Compliance whilst still remaining competitive in the market

Proactive approach to the changing tax and business environment

Cost and operational efficiencies delivered through innovative technology solutions

Better alignment of the tax function with the business operations

The changing world of tax. Leading our clients through unprecedented change

Why Deloitte?

  • Comprehensive range of services

    We offer a broad range of fully integrated tax and legal services.

  • Strong local and global footprint

    We bring experience from serving most of the companies resident in Switzerland across all major industries – from small and medium-sized companies to large multinational companies as well as public enterprises.

  • Expert in strategic transformation

    To help our clients transform their businesses, we deliver unique tax labs that combine strategy, analytics, technology, and technical expertise for real value-add results.

Case studies

Digital solutions for business: adding value with tax implications

Businesses creating digital solutions for products and services need to consider the issues relating to tax

Read more icon-chevron-arrow

Value chain assessment: building a transfer pricing model

An important first step for reviewing transfer pricing policy is a rapid assessment of profits and value creation

Read more icon-chevron-arrow

Taxparency: All FATCA and CRS requirements in one place

How we’re helping one of the world’s largest global banks find their way through the tax compliance maze

Read more icon-chevron-arrow

The team

Daniel Stutzmann

Daniel Stutzmann

Partner, Global Tax Reset

Email Daniel icon-chevron-arrow

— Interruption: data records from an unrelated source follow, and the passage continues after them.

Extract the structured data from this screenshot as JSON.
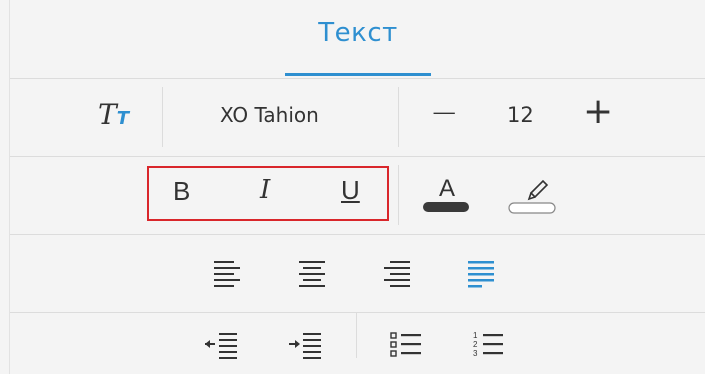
{
  "tab": {
    "title": "Текст"
  },
  "font": {
    "icon_label_big": "T",
    "icon_label_small": "T",
    "name": "XO Tahion",
    "size": "12",
    "minus": "−",
    "plus": "+"
  },
  "format": {
    "bold": "B",
    "italic": "I",
    "underline": "U"
  },
  "colors": {
    "accent": "#2e8fd0",
    "text": "#333333",
    "highlight_box": "#d9262b",
    "color_bar": "#3a3a3a"
  },
  "icons": {
    "text_color": "text-color-icon",
    "highlight": "highlighter-icon",
    "align_left": "align-left-icon",
    "align_center": "align-center-icon",
    "align_right": "align-right-icon",
    "align_justify": "align-justify-icon",
    "indent_decrease": "indent-decrease-icon",
    "indent_increase": "indent-increase-icon",
    "bullet_list": "bullet-list-icon",
    "numbered_list": "numbered-list-icon"
  },
  "text_color_letter": "A",
  "alignment": {
    "selected": "justify"
  }
}
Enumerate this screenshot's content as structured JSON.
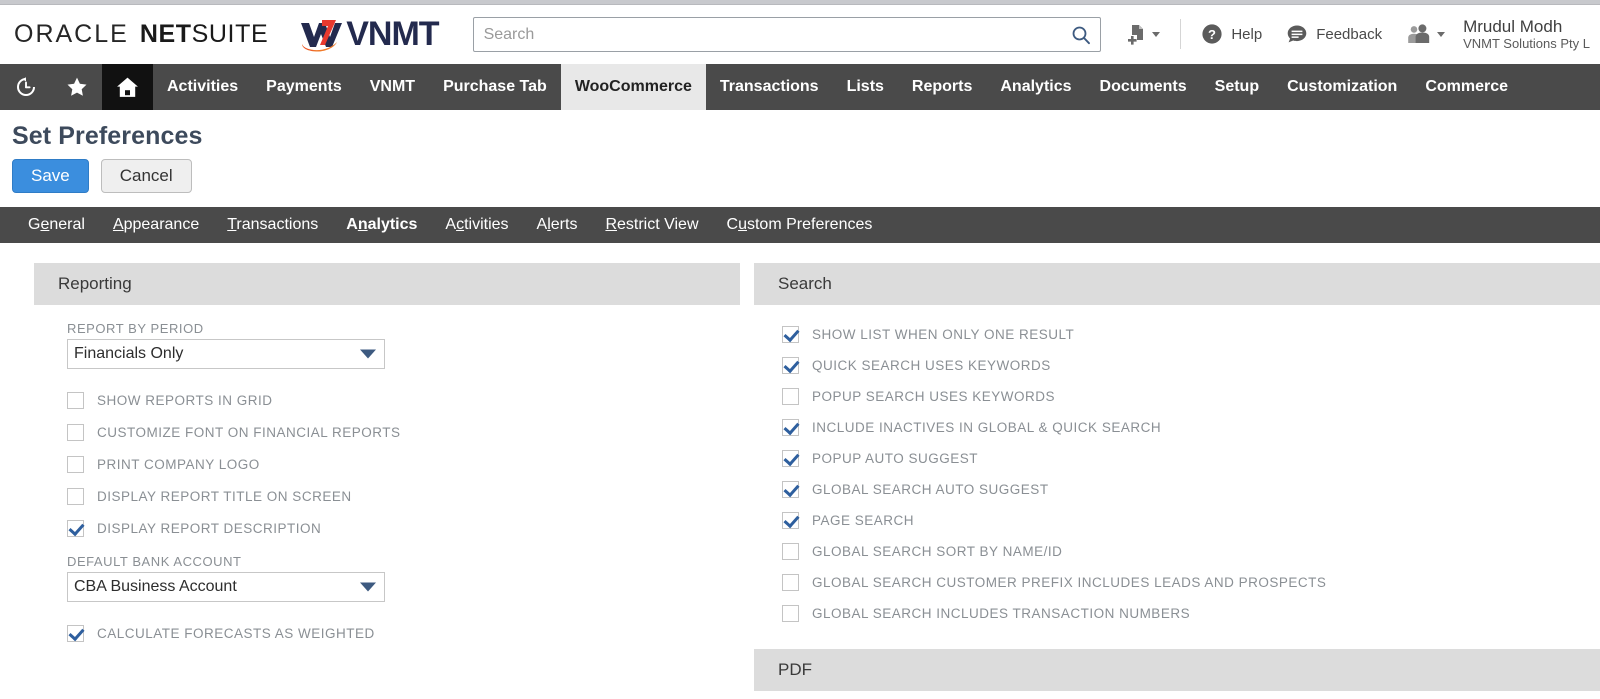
{
  "header": {
    "brand": {
      "oracle": "ORACLE",
      "net": "NET",
      "suite": "SUITE"
    },
    "partner_logo_text": "VNMT",
    "search": {
      "placeholder": "Search",
      "value": "",
      "icon": "search-icon"
    },
    "create_new_icon": "create-new-document-icon",
    "help": {
      "label": "Help",
      "icon": "help-circle-icon"
    },
    "feedback": {
      "label": "Feedback",
      "icon": "chat-bubble-icon"
    },
    "roles_icon": "users-role-icon",
    "user": {
      "name": "Mrudul Modh",
      "org": "VNMT Solutions Pty L"
    }
  },
  "navbar": {
    "icons": [
      {
        "name": "recent-history-icon",
        "glyph": "history"
      },
      {
        "name": "shortcuts-star-icon",
        "glyph": "star"
      },
      {
        "name": "home-icon",
        "glyph": "home",
        "active": true
      }
    ],
    "items": [
      {
        "label": "Activities",
        "active": false
      },
      {
        "label": "Payments",
        "active": false
      },
      {
        "label": "VNMT",
        "active": false
      },
      {
        "label": "Purchase Tab",
        "active": false
      },
      {
        "label": "WooCommerce",
        "active": true
      },
      {
        "label": "Transactions",
        "active": false
      },
      {
        "label": "Lists",
        "active": false
      },
      {
        "label": "Reports",
        "active": false
      },
      {
        "label": "Analytics",
        "active": false
      },
      {
        "label": "Documents",
        "active": false
      },
      {
        "label": "Setup",
        "active": false
      },
      {
        "label": "Customization",
        "active": false
      },
      {
        "label": "Commerce",
        "active": false
      }
    ]
  },
  "page": {
    "title": "Set Preferences",
    "save_label": "Save",
    "cancel_label": "Cancel"
  },
  "subtabs": [
    {
      "pre": "G",
      "key": "e",
      "post": "neral",
      "active": false
    },
    {
      "pre": "",
      "key": "A",
      "post": "ppearance",
      "active": false
    },
    {
      "pre": "",
      "key": "T",
      "post": "ransactions",
      "active": false
    },
    {
      "pre": "A",
      "key": "n",
      "post": "alytics",
      "active": true
    },
    {
      "pre": "A",
      "key": "c",
      "post": "tivities",
      "active": false
    },
    {
      "pre": "A",
      "key": "l",
      "post": "erts",
      "active": false
    },
    {
      "pre": "",
      "key": "R",
      "post": "estrict View",
      "active": false
    },
    {
      "pre": "C",
      "key": "u",
      "post": "stom Preferences",
      "active": false
    }
  ],
  "reporting": {
    "title": "Reporting",
    "report_by_period": {
      "label": "REPORT BY PERIOD",
      "value": "Financials Only"
    },
    "checks_top": [
      {
        "label": "SHOW REPORTS IN GRID",
        "checked": false
      },
      {
        "label": "CUSTOMIZE FONT ON FINANCIAL REPORTS",
        "checked": false
      },
      {
        "label": "PRINT COMPANY LOGO",
        "checked": false
      },
      {
        "label": "DISPLAY REPORT TITLE ON SCREEN",
        "checked": false
      },
      {
        "label": "DISPLAY REPORT DESCRIPTION",
        "checked": true
      }
    ],
    "default_bank_account": {
      "label": "DEFAULT BANK ACCOUNT",
      "value": "CBA Business Account"
    },
    "checks_bottom": [
      {
        "label": "CALCULATE FORECASTS AS WEIGHTED",
        "checked": true
      }
    ]
  },
  "search_panel": {
    "title": "Search",
    "checks": [
      {
        "label": "SHOW LIST WHEN ONLY ONE RESULT",
        "checked": true
      },
      {
        "label": "QUICK SEARCH USES KEYWORDS",
        "checked": true
      },
      {
        "label": "POPUP SEARCH USES KEYWORDS",
        "checked": false
      },
      {
        "label": "INCLUDE INACTIVES IN GLOBAL & QUICK SEARCH",
        "checked": true
      },
      {
        "label": "POPUP AUTO SUGGEST",
        "checked": true
      },
      {
        "label": "GLOBAL SEARCH AUTO SUGGEST",
        "checked": true
      },
      {
        "label": "PAGE SEARCH",
        "checked": true
      },
      {
        "label": "GLOBAL SEARCH SORT BY NAME/ID",
        "checked": false
      },
      {
        "label": "GLOBAL SEARCH CUSTOMER PREFIX INCLUDES LEADS AND PROSPECTS",
        "checked": false
      },
      {
        "label": "GLOBAL SEARCH INCLUDES TRANSACTION NUMBERS",
        "checked": false
      }
    ]
  },
  "pdf_panel": {
    "title": "PDF"
  },
  "colors": {
    "nav_bg": "#4a4a4a",
    "nav_active_bg": "#e8e8e8",
    "home_bg": "#111111",
    "panel_head_bg": "#dcdcdc",
    "save_blue": "#3b8ede",
    "title_color": "#3d4a5c",
    "label_gray": "#8a8f94",
    "check_blue": "#2e5f9e"
  }
}
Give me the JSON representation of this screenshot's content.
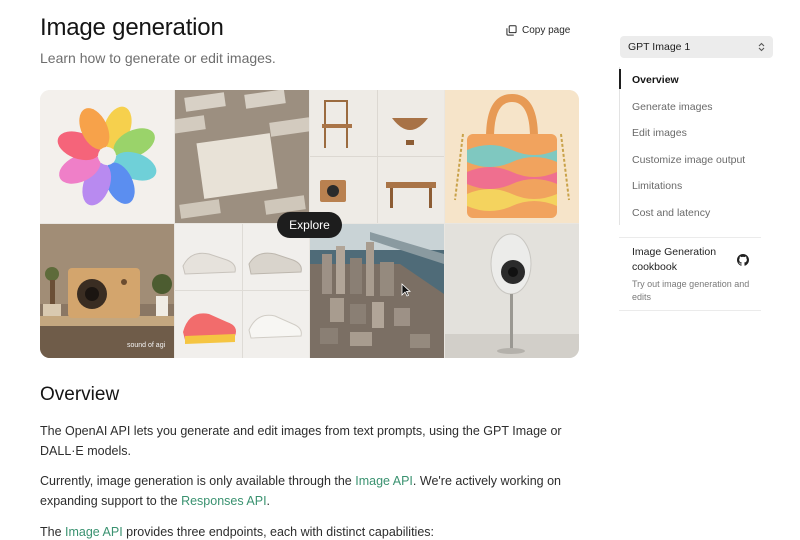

+41 58 279 63 07

Brandi Caruso

Brandi Caruso

Partner, Global Tax Reset

Email Brandi icon-chevron-arrow

+41 58 279 63 97